When a people participate in the civic liturgy known as election day, they’d better have done some research and reflecting on the issues and the candidates. It’d be foolish not to. You have to reckon the cost of tax hikes against the cost of spending cuts. Of new road construction vs. commuter alternatives and regulations.
That’s how you follow a king into battle. That’s how you follow a builder of things. You count the cost. That’s how you follow a leader.
But that’s not how you follow a Savior. There’s no point in counting that cost, because we already know what discipleship will cost us. Everything.
You have heard it said that no one builds a tower without keeping some rainy day funds in the bank. But I tell you, you cannot be my disciple unless you give up all that you have, and wind up looking foolish like a busted construction company, a king with no exit strategy, a crucified rabbi.
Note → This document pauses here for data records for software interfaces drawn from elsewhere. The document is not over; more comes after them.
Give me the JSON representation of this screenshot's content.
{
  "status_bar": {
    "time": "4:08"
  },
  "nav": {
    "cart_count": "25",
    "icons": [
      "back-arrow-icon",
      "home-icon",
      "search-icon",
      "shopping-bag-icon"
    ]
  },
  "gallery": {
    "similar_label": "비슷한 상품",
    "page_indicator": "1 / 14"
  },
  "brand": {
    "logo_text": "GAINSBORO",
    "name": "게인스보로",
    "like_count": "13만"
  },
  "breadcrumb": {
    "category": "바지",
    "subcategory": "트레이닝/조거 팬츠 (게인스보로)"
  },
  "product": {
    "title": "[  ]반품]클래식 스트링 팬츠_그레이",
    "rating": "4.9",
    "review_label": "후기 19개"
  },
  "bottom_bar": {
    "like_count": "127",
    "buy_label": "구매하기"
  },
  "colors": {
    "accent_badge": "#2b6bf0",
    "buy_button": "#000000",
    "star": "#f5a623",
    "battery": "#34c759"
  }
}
What does this gospel demand of you? Many of you have given up careers, homes, wealth. Some have lost friends and brothers and sisters. Students have come through this campus from homes where they were daily at risk of giving up their lives. Do you count that cost? Do you measure the weight of the cross on your shoulder against a projected future without it? That’s how you follow a king, a President, a leader. But it’s not how you follow a Savior.
What does this gospel demand of you? What more does it demand of you?
Dietrich Bonhoeffer wrote nearly 80 years ago that the world was at risk of forgetting that discipleship is a costly thing. In this season of goodwill and charity at SSW, when election year vitriol hasn’t managed to split us into factions, let’s offer thanks for good friendship, for trust, and for good arguments. And then let’s recall together what it is to follow a savior, to offer our selves, our souls and our bodies, to Christ. Not to count the cost or to strategize, but to throw ourselves together into his service, assuming that this vocation will be the end of us. Let’s contemplate together the conclusion that Bonhoeffer drew, in what remain 11 of the most poignant and disturbing words written in the last 100 years: “When Jesus calls to us, he bids us come and die.”
That’s how you follow a savior.